Olly Pike is donating his LGBTQ-inclusive children’s books to primary schools across the UK.
Pike’s latest book is Kenny Lives with Erica and Martina. The story is about a boy with two mums who convinces his protesting neighbours that being different is OK.
The title of Pike’s book is a deliberate echo of Jenny Lives with Eric and Martin by Susanne Bösche – a children’s book that was published in 1983. The negativity surrounding the story by Bösche contributed to the passing of Section 28 – a UK law that prohibited schools and teachers from discussing homosexuality or same-sex relationships. This damaging law wasn’t repealed until the year 2000 but the current debate is resurfacing all the fears of that era.
Pike is appealing for donors to help print and distribute 23,000 copies of his book – one for each primary school in the UK.
“I don’t think children are given enough credit for how smart and understanding they are…” said Pike. “They aren’t born prejudiced, and I always find that they are collectively appalled by injustice. Part of being a kid is learning to understand the different types of people in the world around them – and specifically, in modern Britain, this means
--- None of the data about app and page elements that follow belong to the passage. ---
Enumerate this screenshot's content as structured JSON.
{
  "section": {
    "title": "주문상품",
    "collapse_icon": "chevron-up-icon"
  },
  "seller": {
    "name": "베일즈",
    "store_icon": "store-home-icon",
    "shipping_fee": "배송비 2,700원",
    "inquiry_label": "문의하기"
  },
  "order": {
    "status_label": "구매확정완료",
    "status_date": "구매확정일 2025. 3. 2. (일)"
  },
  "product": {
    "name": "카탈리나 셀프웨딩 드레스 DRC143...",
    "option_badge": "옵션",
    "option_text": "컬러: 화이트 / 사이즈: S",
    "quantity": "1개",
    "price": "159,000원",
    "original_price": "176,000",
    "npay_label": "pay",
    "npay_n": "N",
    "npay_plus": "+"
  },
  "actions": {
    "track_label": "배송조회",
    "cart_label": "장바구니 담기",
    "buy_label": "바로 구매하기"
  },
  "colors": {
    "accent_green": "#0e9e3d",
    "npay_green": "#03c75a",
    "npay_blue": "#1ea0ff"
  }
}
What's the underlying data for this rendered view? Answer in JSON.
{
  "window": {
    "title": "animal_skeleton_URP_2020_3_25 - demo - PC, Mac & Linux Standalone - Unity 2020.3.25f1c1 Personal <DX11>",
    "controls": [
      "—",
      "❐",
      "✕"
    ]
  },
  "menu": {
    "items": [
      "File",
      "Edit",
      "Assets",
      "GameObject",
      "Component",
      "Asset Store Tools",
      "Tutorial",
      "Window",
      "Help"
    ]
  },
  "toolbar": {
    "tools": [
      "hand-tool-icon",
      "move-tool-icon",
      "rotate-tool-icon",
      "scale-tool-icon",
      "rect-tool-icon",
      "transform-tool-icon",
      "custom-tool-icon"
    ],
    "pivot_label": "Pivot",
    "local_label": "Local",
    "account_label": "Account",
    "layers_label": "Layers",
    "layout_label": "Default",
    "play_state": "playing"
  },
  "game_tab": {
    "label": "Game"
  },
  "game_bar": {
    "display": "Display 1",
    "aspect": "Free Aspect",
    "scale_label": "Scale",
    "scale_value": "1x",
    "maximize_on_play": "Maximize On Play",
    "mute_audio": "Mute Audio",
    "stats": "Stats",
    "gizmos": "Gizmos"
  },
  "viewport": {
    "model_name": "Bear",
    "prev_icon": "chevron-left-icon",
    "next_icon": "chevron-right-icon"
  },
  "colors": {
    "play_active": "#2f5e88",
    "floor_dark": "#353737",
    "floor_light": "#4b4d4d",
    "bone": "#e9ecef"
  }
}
even though we are all different, we are all equal.”
One of the speakers at the book’s launch event described Pike as a wolf in unicorn clothing. It doesn’t particularly sound like a compliment, but it was intended as one. Pike may be small and softly spoken – he jokes that when he visits primary schools he’s sometimes mistaken for a pupil – but his determination and resilience is ferocious.
Pike is on a mission. Recent data indicates that almost half of LGBTQ pupils still face bullying at school, more than four in five have self harmed and more than two in five trans young people have tried to take their own life.
Books such as Kenny Lives with Erica and Martina can play a powerful role in creating a world that’s safe for queer kids.